## Instructions for the task
Each line below with the word "card" needs to be copied.

Stored records
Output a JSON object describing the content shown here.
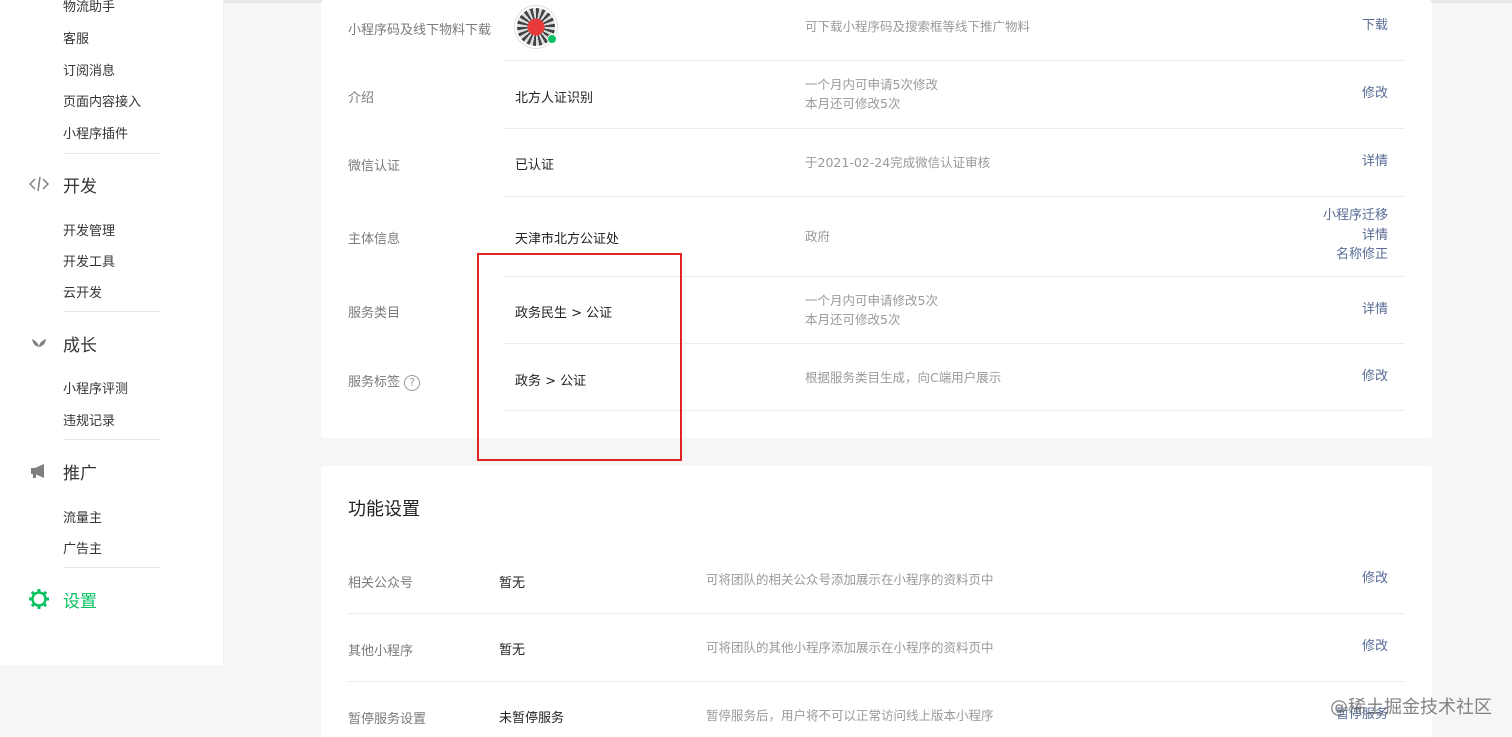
{
  "sidebar": {
    "top_items": [
      "物流助手",
      "客服",
      "订阅消息",
      "页面内容接入",
      "小程序插件"
    ],
    "groups": [
      {
        "label": "开发",
        "icon": "code-icon",
        "items": [
          "开发管理",
          "开发工具",
          "云开发"
        ]
      },
      {
        "label": "成长",
        "icon": "sprout-icon",
        "items": [
          "小程序评测",
          "违规记录"
        ]
      },
      {
        "label": "推广",
        "icon": "megaphone-icon",
        "items": [
          "流量主",
          "广告主"
        ]
      },
      {
        "label": "设置",
        "icon": "gear-icon",
        "items": []
      }
    ],
    "active_color": "#07c160"
  },
  "info": {
    "rows": [
      {
        "label": "小程序码及线下物料下载",
        "value": "",
        "desc1": "可下载小程序码及搜索框等线下推广物料",
        "desc2": "",
        "actions": [
          "下载"
        ]
      },
      {
        "label": "介绍",
        "value": "北方人证识别",
        "desc1": "一个月内可申请5次修改",
        "desc2": "本月还可修改5次",
        "actions": [
          "修改"
        ]
      },
      {
        "label": "微信认证",
        "value": "已认证",
        "desc1": "于2021-02-24完成微信认证审核",
        "desc2": "",
        "actions": [
          "详情"
        ]
      },
      {
        "label": "主体信息",
        "value": "天津市北方公证处",
        "desc1": "政府",
        "desc2": "",
        "actions": [
          "小程序迁移",
          "详情",
          "名称修正"
        ]
      },
      {
        "label": "服务类目",
        "value": "政务民生 > 公证",
        "desc1": "一个月内可申请修改5次",
        "desc2": "本月还可修改5次",
        "actions": [
          "详情"
        ]
      },
      {
        "label": "服务标签",
        "value": "政务 > 公证",
        "desc1": "根据服务类目生成，向C端用户展示",
        "desc2": "",
        "actions": [
          "修改"
        ]
      }
    ],
    "help_glyph": "?"
  },
  "func": {
    "title": "功能设置",
    "rows": [
      {
        "label": "相关公众号",
        "value": "暂无",
        "desc": "可将团队的相关公众号添加展示在小程序的资料页中",
        "action": "修改"
      },
      {
        "label": "其他小程序",
        "value": "暂无",
        "desc": "可将团队的其他小程序添加展示在小程序的资料页中",
        "action": "修改"
      },
      {
        "label": "暂停服务设置",
        "value": "未暂停服务",
        "desc": "暂停服务后，用户将不可以正常访问线上版本小程序",
        "action": "暂停服务"
      }
    ]
  },
  "colors": {
    "link": "#576b95",
    "highlight": "#e02424"
  },
  "watermark": "@稀土掘金技术社区"
}
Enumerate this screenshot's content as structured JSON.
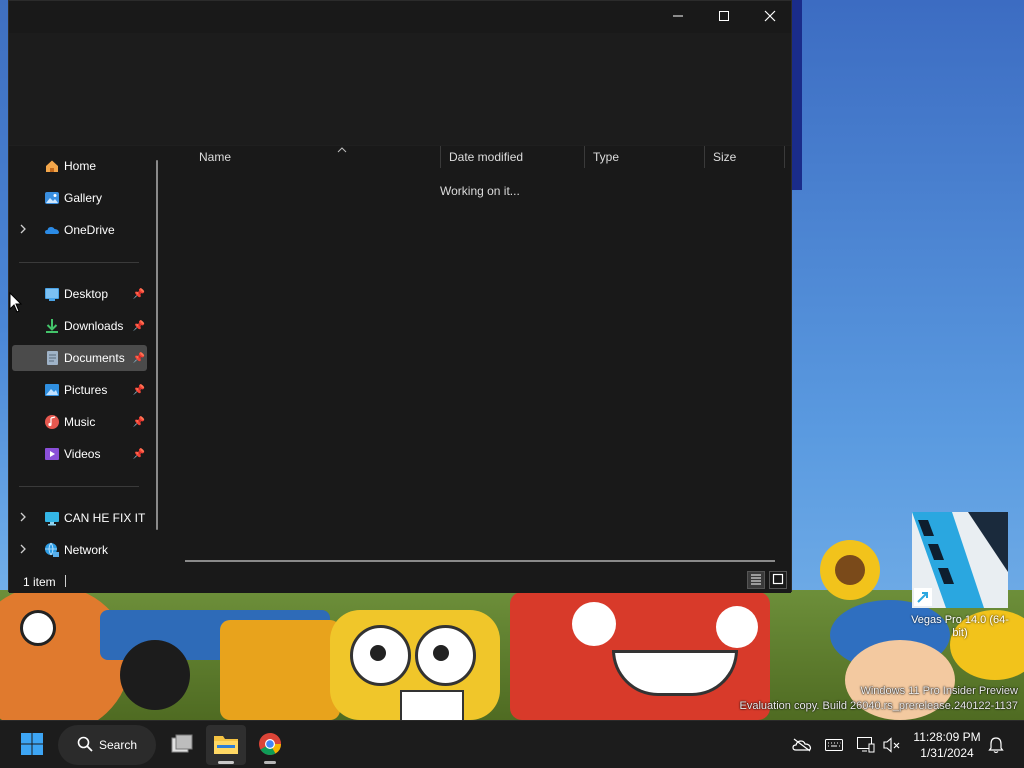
{
  "window": {
    "minimize_icon": "minimize-icon",
    "maximize_icon": "maximize-icon",
    "close_icon": "close-icon"
  },
  "navigation": {
    "items": [
      {
        "label": "Home",
        "icon": "home-icon"
      },
      {
        "label": "Gallery",
        "icon": "gallery-icon"
      },
      {
        "label": "OneDrive",
        "icon": "onedrive-cloud-icon",
        "expandable": true
      },
      {
        "label": "Desktop",
        "icon": "desktop-folder-icon",
        "pinned": true
      },
      {
        "label": "Downloads",
        "icon": "downloads-icon",
        "pinned": true
      },
      {
        "label": "Documents",
        "icon": "documents-icon",
        "pinned": true,
        "selected": true
      },
      {
        "label": "Pictures",
        "icon": "pictures-icon",
        "pinned": true
      },
      {
        "label": "Music",
        "icon": "music-icon",
        "pinned": true
      },
      {
        "label": "Videos",
        "icon": "videos-icon",
        "pinned": true
      },
      {
        "label": "CAN HE FIX IT",
        "icon": "computer-icon",
        "expandable": true
      },
      {
        "label": "Network",
        "icon": "network-icon",
        "expandable": true
      }
    ]
  },
  "content": {
    "columns": [
      "Name",
      "Date modified",
      "Type",
      "Size"
    ],
    "sorted_column": "Name",
    "status_message": "Working on it..."
  },
  "statusbar": {
    "item_count": "1 item"
  },
  "desktop": {
    "icon_label": "Vegas Pro 14.0 (64-bit)",
    "watermark_line1": "Windows 11 Pro Insider Preview",
    "watermark_line2": "Evaluation copy. Build 26040.rs_prerelease.240122-1137"
  },
  "taskbar": {
    "search_label": "Search",
    "time": "11:28:09 PM",
    "date": "1/31/2024",
    "pinned": [
      "start-icon",
      "taskview-icon",
      "file-explorer-icon",
      "chrome-icon"
    ],
    "tray": [
      "onedrive-tray-icon",
      "keyboard-icon",
      "display-icon",
      "volume-muted-icon",
      "notification-bell-icon"
    ]
  },
  "colors": {
    "window_bg": "#191919",
    "selected_nav": "#4b4b4b",
    "taskbar_bg": "#1c1c1c"
  }
}
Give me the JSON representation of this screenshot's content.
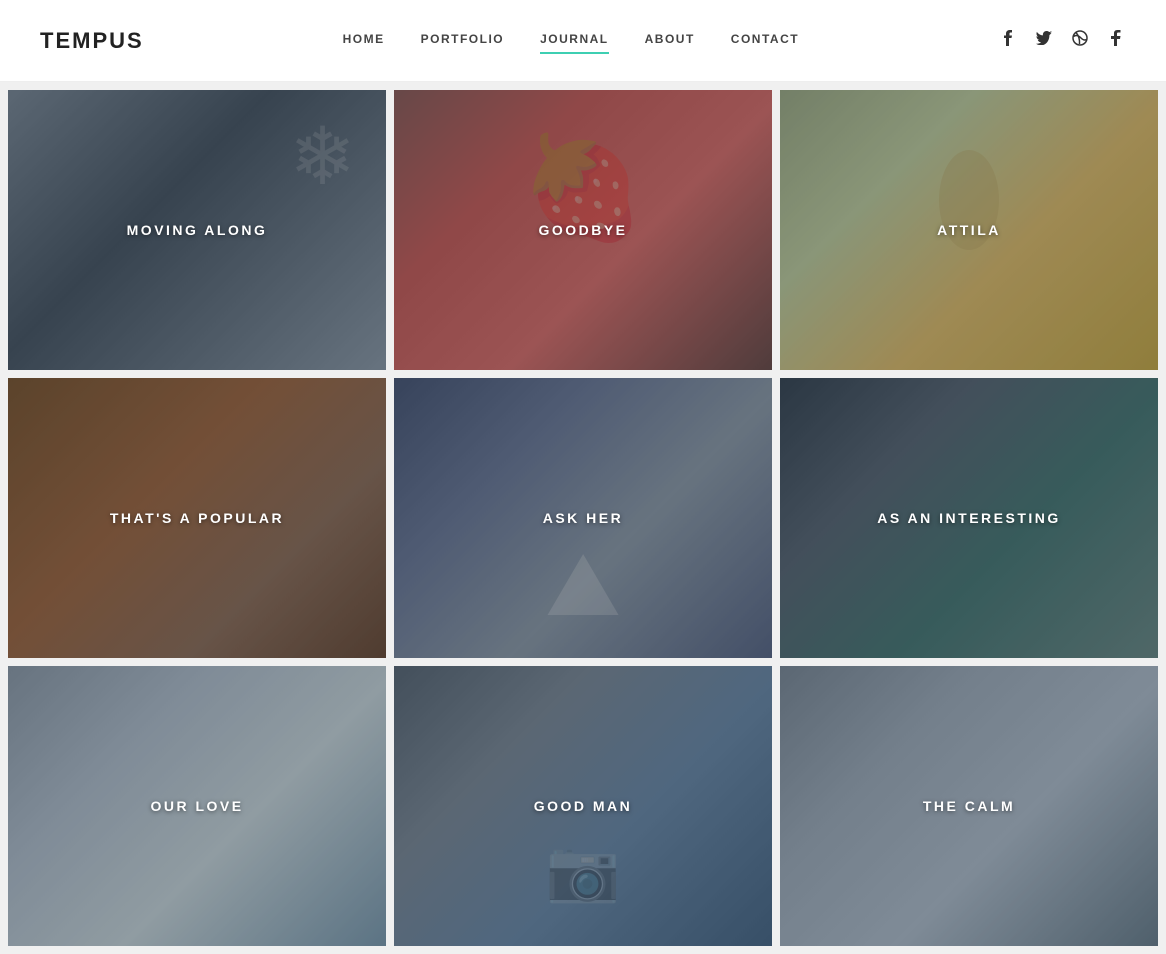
{
  "header": {
    "logo": "TEMPUS",
    "nav": [
      {
        "label": "HOME",
        "active": false,
        "id": "home"
      },
      {
        "label": "PORTFOLIO",
        "active": false,
        "id": "portfolio"
      },
      {
        "label": "JOURNAL",
        "active": true,
        "id": "journal"
      },
      {
        "label": "ABOUT",
        "active": false,
        "id": "about"
      },
      {
        "label": "CONTACT",
        "active": false,
        "id": "contact"
      }
    ],
    "social": [
      {
        "icon": "f",
        "name": "facebook"
      },
      {
        "icon": "t",
        "name": "twitter"
      },
      {
        "icon": "◎",
        "name": "dribbble"
      },
      {
        "icon": "t",
        "name": "tumblr"
      }
    ]
  },
  "grid": {
    "items": [
      {
        "id": 1,
        "title": "MOVING ALONG",
        "card": "card-1"
      },
      {
        "id": 2,
        "title": "GOODBYE",
        "card": "card-2"
      },
      {
        "id": 3,
        "title": "ATTILA",
        "card": "card-3"
      },
      {
        "id": 4,
        "title": "THAT'S A POPULAR",
        "card": "card-4"
      },
      {
        "id": 5,
        "title": "ASK HER",
        "card": "card-5"
      },
      {
        "id": 6,
        "title": "AS AN INTERESTING",
        "card": "card-6"
      },
      {
        "id": 7,
        "title": "OUR LOVE",
        "card": "card-7"
      },
      {
        "id": 8,
        "title": "GOOD MAN",
        "card": "card-8"
      },
      {
        "id": 9,
        "title": "THE CALM",
        "card": "card-9"
      }
    ]
  }
}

## Result of the exercise
        "card": "card-1"
        "card": "card-2"
        "card": "card-3"
        "card": "card-4"
        "card": "card-5"
        "card": "card-6"
        "card": "card-7"
        "card": "card-8"
        "card": "card-9"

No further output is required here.